Energy vampires like to suck energy from the electronic devices around your Conroe or Montgomery County home, even when you think they’re powered off. Did you know that many of your electronic appliances and gadgets don’t really have an off button? Most will have a button or switch labeled “off” or “power” and when you’re finished using them, you click it, press it or flip it.
Unfortunately, in many cases, you’re not really turning the device off — and energy is being wasted, adding to your utility bill. Think about all those red or blue LEDs and indicator lights on the front of most electronics, kitchen appliances and maybe even your washer and dryer.
Sometimes the lights are there to help you find the “on” button easily, sometimes they tell you the time — on your microwave oven or DVD player, for instance. Some of the lights or indicators are there just as decoration, to make the unit look modern or even futuristic. If you walk through your living room or kitchen at night, you’ll probably notice many of the devices you’ve turned “off” are still winking at you with some sort of light or continuing to use a small amount of power silently.
Why won’t these devices turn off?
Basically most of these items are in “ready” or “standby” mode and not really powered off. To cut the power, you’d have to unplug them. That “off” button really doesn't mean what it says much of the time. Your devices are all in “ready-to-go” mode or available to receive signals all the time.
Some of the biggest offenders and silent energy-wasters are the adapters and chargers for your cell phone, digital camera, portable music player and power tools. If they are plugged in, even if there’s no device connected to them at a given moment, they’re sucking power.
How much energy loss is involved?
Energy that’s wasted in this way is called phantom energy loss or standby loss. The energy vampires are slurping up a small extra percentage of your home's electricity use little by little.
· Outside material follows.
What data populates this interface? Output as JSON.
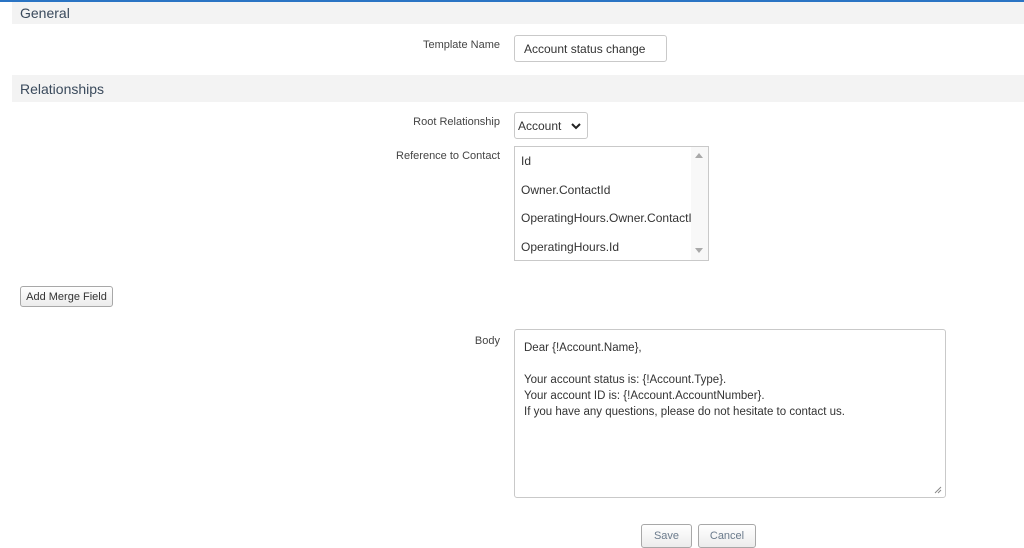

But those little bits add up when you consider this is going on all all year long — and all across the country.
Energy vampires use up to 100 billion kilowatt hours of excess electrical power annually and add billions of kilowatt-hours of electricity to our utility bills each year as well, according to Energy Star. The small amounts of energy also add a significant amount of carbon dioxide to the atmosphere every year, contributing to global warming.
What can you do to avoid energy vampires?
You can drive a stake into the heart of the local energy vampires if you:
- Unplug appliances and devices when they aren’t in use. Plug multiple items into a surge protector/suppressor so you can kill the power with a single switch. Surge suppressors still provide protection from power surges.
- Avoid extra features on electronic items you’re buying, that you won’t really use. Some features can be energy wasters.
- Before you purchase an electronic device, check on the label for standby power use information. Energy Star labels can direct you to items that use less energy in both regular and standby modes.
- Enable any power management settings on your computer, monitor and other devices, so they shift into power-saving mode (or go to “sleep”) when not being used.
Don’t cut the important standbys
If standby power is serving a useful purpose like running a remote control or providing a necessary timer, you may rightly choose to leave them plugged in. Your time is worth something too. Remember that if you’ve set a timer to “wake up” a device, like a DVR to record a program, the product must not be unplugged. Some devices like computer servers must not be unplugged because they could cause a network breakdown or data loss. But for those standby features that are completely unnecessary, why not unplug?
We invite you to bring any questions you may have about energy conservation, energy vampires or home comfort issues to the experts at Conroe Air Conditioning, Heating & Refrigeration. Got a problem with your air conditioning system, humidity control, ventilation, or heating? We’re happy to advise you and offer complete home cooling and heating services including HVAC system design, installation, repairs and maintenance.